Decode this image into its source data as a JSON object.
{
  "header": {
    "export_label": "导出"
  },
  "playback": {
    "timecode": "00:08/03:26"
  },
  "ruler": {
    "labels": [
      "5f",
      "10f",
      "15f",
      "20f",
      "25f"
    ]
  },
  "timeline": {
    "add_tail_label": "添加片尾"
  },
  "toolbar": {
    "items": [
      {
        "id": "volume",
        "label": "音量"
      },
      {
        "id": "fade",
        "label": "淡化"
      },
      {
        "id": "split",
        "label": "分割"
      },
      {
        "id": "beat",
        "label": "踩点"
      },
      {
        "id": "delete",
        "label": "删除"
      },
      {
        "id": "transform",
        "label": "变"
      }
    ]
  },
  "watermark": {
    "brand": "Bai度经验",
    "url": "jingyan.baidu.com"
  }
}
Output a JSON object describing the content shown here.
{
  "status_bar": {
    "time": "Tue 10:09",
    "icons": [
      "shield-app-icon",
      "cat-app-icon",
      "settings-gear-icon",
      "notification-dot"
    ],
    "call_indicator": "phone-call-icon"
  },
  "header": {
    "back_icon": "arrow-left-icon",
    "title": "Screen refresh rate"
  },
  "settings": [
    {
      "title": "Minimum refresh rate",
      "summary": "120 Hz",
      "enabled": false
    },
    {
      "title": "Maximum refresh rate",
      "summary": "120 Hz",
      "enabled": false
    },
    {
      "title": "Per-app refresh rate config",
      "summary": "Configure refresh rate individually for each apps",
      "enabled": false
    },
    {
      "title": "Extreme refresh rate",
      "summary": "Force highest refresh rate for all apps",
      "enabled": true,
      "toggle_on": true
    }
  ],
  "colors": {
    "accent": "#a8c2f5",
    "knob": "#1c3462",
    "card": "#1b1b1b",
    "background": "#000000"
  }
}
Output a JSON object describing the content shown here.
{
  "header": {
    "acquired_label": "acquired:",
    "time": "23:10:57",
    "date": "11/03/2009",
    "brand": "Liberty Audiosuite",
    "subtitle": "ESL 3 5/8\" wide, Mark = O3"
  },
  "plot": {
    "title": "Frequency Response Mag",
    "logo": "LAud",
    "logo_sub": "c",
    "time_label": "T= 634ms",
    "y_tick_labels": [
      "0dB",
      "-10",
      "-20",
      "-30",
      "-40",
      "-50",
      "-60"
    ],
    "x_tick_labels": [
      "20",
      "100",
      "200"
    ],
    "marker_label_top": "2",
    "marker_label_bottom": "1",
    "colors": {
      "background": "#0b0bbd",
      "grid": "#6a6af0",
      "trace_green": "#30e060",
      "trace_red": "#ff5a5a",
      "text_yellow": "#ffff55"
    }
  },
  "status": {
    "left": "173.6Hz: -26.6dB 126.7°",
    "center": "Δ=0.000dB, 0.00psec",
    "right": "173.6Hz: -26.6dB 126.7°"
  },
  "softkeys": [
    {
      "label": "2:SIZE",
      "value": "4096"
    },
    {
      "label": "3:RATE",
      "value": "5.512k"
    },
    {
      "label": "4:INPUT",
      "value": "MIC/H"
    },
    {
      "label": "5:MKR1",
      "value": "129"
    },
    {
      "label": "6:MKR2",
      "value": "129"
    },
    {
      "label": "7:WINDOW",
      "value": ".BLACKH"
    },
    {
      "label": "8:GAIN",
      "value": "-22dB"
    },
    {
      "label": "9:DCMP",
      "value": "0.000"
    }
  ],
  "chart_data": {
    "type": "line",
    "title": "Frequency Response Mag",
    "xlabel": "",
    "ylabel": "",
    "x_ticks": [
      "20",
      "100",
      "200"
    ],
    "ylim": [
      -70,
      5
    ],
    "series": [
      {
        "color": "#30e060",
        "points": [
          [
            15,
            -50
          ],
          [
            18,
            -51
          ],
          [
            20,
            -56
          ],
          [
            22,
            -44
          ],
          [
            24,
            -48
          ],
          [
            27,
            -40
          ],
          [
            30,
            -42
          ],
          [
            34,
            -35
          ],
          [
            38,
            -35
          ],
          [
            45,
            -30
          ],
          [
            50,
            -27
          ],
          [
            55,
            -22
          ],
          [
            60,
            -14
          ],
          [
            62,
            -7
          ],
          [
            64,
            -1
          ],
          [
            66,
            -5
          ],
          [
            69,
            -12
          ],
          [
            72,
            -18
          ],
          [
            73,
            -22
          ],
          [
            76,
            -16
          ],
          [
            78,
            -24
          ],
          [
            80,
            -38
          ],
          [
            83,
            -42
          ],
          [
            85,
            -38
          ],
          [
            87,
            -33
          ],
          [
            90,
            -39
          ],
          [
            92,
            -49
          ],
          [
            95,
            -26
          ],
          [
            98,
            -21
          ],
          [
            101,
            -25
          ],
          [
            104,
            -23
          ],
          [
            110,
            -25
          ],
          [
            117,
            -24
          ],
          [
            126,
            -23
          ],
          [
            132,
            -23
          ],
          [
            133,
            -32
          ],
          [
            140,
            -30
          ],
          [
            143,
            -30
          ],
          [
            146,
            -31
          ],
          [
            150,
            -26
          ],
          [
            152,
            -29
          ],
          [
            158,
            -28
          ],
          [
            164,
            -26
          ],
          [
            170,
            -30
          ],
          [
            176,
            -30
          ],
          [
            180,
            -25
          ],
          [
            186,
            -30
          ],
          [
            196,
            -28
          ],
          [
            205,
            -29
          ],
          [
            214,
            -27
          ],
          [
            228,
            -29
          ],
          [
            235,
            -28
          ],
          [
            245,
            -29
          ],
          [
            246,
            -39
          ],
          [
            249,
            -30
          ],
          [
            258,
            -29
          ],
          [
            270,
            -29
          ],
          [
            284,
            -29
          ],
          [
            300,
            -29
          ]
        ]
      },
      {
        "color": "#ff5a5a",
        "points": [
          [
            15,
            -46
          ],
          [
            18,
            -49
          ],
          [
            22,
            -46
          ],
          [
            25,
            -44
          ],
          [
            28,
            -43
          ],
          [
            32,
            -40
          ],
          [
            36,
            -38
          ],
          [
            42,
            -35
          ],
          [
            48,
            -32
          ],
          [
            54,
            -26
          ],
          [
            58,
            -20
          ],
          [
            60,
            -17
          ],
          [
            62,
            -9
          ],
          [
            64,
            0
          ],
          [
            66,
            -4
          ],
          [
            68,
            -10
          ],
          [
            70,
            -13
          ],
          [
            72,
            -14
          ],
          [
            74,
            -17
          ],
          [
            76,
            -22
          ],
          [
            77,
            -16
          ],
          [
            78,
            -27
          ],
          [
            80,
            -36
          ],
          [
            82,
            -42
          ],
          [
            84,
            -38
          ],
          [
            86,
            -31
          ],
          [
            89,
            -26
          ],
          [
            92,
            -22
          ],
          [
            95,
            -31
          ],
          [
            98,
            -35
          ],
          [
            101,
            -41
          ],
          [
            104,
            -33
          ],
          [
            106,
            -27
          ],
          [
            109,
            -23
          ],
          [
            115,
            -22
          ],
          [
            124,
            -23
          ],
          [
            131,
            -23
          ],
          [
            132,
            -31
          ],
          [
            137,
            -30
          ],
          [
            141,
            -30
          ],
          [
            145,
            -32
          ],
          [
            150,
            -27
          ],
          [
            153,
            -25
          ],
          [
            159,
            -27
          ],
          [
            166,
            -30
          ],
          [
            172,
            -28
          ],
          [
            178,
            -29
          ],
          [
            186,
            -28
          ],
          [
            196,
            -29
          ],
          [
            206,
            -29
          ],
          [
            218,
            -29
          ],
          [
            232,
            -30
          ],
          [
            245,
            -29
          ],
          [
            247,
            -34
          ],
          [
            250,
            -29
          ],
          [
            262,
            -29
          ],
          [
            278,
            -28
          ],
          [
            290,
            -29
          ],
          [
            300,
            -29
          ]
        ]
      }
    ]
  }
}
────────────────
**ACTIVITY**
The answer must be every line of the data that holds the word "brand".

**TASK RESULT**
    "brand": "Bai度经验",
    "brand": "Liberty Audiosuite",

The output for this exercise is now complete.